**WHAT YOU ARE ASKED TO DO**
Return the count of lines in the following records that include "this", and nothing more.

**DATASET**
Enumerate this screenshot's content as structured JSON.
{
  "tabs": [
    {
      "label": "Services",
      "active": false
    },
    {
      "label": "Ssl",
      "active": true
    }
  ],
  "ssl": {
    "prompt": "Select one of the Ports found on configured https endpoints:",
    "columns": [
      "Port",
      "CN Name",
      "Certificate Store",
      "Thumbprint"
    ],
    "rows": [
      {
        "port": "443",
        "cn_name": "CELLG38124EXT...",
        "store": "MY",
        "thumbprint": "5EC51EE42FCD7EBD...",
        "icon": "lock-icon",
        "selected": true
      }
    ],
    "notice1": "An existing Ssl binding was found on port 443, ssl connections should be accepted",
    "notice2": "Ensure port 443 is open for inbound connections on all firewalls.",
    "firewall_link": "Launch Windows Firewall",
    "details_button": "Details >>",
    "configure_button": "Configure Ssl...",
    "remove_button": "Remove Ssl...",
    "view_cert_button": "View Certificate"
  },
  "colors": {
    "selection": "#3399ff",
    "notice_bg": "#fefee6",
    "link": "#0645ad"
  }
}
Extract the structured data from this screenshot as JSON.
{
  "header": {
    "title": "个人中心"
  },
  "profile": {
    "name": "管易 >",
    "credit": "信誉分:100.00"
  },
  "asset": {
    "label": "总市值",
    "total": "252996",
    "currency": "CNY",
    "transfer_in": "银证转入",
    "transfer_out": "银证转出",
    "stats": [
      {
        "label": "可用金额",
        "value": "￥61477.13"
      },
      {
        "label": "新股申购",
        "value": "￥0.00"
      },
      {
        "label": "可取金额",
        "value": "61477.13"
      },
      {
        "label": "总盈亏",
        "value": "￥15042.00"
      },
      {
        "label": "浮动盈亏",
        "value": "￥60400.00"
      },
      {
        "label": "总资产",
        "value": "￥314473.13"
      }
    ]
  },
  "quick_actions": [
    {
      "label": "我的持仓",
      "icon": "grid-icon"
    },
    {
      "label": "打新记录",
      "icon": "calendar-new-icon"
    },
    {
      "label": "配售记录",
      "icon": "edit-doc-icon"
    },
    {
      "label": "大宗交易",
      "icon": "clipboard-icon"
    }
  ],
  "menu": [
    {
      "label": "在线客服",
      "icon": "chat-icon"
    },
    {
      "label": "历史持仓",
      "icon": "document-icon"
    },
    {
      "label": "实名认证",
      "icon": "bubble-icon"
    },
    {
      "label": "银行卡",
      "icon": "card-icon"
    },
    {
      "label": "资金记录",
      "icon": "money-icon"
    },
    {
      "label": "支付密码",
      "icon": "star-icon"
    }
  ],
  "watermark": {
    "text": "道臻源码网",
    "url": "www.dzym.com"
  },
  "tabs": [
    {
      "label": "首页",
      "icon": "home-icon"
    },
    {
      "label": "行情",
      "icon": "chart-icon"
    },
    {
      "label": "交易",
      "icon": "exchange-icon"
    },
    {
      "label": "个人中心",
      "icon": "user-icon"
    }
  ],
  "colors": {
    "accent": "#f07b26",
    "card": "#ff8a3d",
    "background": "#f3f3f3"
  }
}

**RESPONSE TO THE TASK**
2